(Records for this exercise begins)

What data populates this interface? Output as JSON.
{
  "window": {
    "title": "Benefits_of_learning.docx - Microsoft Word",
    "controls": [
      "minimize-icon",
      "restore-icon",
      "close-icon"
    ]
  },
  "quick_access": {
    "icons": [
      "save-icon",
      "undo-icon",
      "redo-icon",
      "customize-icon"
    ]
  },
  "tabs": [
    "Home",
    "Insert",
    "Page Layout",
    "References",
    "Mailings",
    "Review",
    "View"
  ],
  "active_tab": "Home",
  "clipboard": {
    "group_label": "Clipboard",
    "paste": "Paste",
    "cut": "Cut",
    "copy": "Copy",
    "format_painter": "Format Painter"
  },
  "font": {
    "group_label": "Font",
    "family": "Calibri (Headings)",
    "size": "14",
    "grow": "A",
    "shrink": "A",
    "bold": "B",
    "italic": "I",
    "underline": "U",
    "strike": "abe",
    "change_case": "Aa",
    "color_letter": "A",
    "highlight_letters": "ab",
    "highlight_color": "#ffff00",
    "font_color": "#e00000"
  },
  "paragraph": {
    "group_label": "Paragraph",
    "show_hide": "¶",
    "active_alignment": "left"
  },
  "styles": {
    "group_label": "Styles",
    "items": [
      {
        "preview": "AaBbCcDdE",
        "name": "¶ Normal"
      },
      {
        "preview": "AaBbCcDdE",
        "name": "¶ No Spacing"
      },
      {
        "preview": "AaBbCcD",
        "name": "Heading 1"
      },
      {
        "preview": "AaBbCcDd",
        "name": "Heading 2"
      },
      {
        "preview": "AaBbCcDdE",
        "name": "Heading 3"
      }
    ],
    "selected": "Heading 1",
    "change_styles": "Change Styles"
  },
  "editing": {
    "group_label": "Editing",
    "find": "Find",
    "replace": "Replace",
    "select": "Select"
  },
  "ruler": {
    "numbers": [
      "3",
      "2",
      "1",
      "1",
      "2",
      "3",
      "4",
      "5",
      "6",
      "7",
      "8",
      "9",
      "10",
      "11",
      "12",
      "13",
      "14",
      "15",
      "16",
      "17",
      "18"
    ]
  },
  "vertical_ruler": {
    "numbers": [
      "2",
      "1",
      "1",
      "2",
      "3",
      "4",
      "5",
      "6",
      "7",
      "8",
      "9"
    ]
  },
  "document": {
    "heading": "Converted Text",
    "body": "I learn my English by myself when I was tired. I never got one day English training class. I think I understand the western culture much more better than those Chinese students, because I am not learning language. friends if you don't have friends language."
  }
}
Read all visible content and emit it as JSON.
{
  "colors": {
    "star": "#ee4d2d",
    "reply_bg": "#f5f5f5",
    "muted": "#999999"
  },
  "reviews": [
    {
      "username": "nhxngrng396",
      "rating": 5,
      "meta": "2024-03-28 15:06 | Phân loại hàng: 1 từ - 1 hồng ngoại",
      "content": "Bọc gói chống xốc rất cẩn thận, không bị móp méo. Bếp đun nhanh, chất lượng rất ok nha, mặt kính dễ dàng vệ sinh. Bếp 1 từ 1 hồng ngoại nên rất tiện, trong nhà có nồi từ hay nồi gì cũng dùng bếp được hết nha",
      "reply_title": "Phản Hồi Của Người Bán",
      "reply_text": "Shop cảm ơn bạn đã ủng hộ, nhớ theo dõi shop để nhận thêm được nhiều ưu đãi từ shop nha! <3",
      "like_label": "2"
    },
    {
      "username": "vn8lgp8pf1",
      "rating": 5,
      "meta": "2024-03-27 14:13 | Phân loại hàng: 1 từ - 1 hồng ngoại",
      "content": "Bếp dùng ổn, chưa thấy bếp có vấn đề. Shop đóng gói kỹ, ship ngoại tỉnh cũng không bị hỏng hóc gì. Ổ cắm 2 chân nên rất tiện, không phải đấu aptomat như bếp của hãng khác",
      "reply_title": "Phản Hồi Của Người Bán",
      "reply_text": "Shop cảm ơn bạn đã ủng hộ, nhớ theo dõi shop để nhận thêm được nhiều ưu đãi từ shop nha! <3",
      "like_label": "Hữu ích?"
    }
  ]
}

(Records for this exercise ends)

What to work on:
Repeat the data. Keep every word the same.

Answer:
What data populates this interface? Output as JSON.
{
  "window": {
    "title": "Benefits_of_learning.docx - Microsoft Word",
    "controls": [
      "minimize-icon",
      "restore-icon",
      "close-icon"
    ]
  },
  "quick_access": {
    "icons": [
      "save-icon",
      "undo-icon",
      "redo-icon",
      "customize-icon"
    ]
  },
  "tabs": [
    "Home",
    "Insert",
    "Page Layout",
    "References",
    "Mailings",
    "Review",
    "View"
  ],
  "active_tab": "Home",
  "clipboard": {
    "group_label": "Clipboard",
    "paste": "Paste",
    "cut": "Cut",
    "copy": "Copy",
    "format_painter": "Format Painter"
  },
  "font": {
    "group_label": "Font",
    "family": "Calibri (Headings)",
    "size": "14",
    "grow": "A",
    "shrink": "A",
    "bold": "B",
    "italic": "I",
    "underline": "U",
    "strike": "abe",
    "change_case": "Aa",
    "color_letter": "A",
    "highlight_letters": "ab",
    "highlight_color": "#ffff00",
    "font_color": "#e00000"
  },
  "paragraph": {
    "group_label": "Paragraph",
    "show_hide": "¶",
    "active_alignment": "left"
  },
  "styles": {
    "group_label": "Styles",
    "items": [
      {
        "preview": "AaBbCcDdE",
        "name": "¶ Normal"
      },
      {
        "preview": "AaBbCcDdE",
        "name": "¶ No Spacing"
      },
      {
        "preview": "AaBbCcD",
        "name": "Heading 1"
      },
      {
        "preview": "AaBbCcDd",
        "name": "Heading 2"
      },
      {
        "preview": "AaBbCcDdE",
        "name": "Heading 3"
      }
    ],
    "selected": "Heading 1",
    "change_styles": "Change Styles"
  },
  "editing": {
    "group_label": "Editing",
    "find": "Find",
    "replace": "Replace",
    "select": "Select"
  },
  "ruler": {
    "numbers": [
      "3",
      "2",
      "1",
      "1",
      "2",
      "3",
      "4",
      "5",
      "6",
      "7",
      "8",
      "9",
      "10",
      "11",
      "12",
      "13",
      "14",
      "15",
      "16",
      "17",
      "18"
    ]
  },
  "vertical_ruler": {
    "numbers": [
      "2",
      "1",
      "1",
      "2",
      "3",
      "4",
      "5",
      "6",
      "7",
      "8",
      "9"
    ]
  },
  "document": {
    "heading": "Converted Text",
    "body": "I learn my English by myself when I was tired. I never got one day English training class. I think I understand the western culture much more better than those Chinese students, because I am not learning language. friends if you don't have friends language."
  }
}
Read all visible content and emit it as JSON.
{
  "colors": {
    "star": "#ee4d2d",
    "reply_bg": "#f5f5f5",
    "muted": "#999999"
  },
  "reviews": [
    {
      "username": "nhxngrng396",
      "rating": 5,
      "meta": "2024-03-28 15:06 | Phân loại hàng: 1 từ - 1 hồng ngoại",
      "content": "Bọc gói chống xốc rất cẩn thận, không bị móp méo. Bếp đun nhanh, chất lượng rất ok nha, mặt kính dễ dàng vệ sinh. Bếp 1 từ 1 hồng ngoại nên rất tiện, trong nhà có nồi từ hay nồi gì cũng dùng bếp được hết nha",
      "reply_title": "Phản Hồi Của Người Bán",
      "reply_text": "Shop cảm ơn bạn đã ủng hộ, nhớ theo dõi shop để nhận thêm được nhiều ưu đãi từ shop nha! <3",
      "like_label": "2"
    },
    {
      "username": "vn8lgp8pf1",
      "rating": 5,
      "meta": "2024-03-27 14:13 | Phân loại hàng: 1 từ - 1 hồng ngoại",
      "content": "Bếp dùng ổn, chưa thấy bếp có vấn đề. Shop đóng gói kỹ, ship ngoại tỉnh cũng không bị hỏng hóc gì. Ổ cắm 2 chân nên rất tiện, không phải đấu aptomat như bếp của hãng khác",
      "reply_title": "Phản Hồi Của Người Bán",
      "reply_text": "Shop cảm ơn bạn đã ủng hộ, nhớ theo dõi shop để nhận thêm được nhiều ưu đãi từ shop nha! <3",
      "like_label": "Hữu ích?"
    }
  ]
}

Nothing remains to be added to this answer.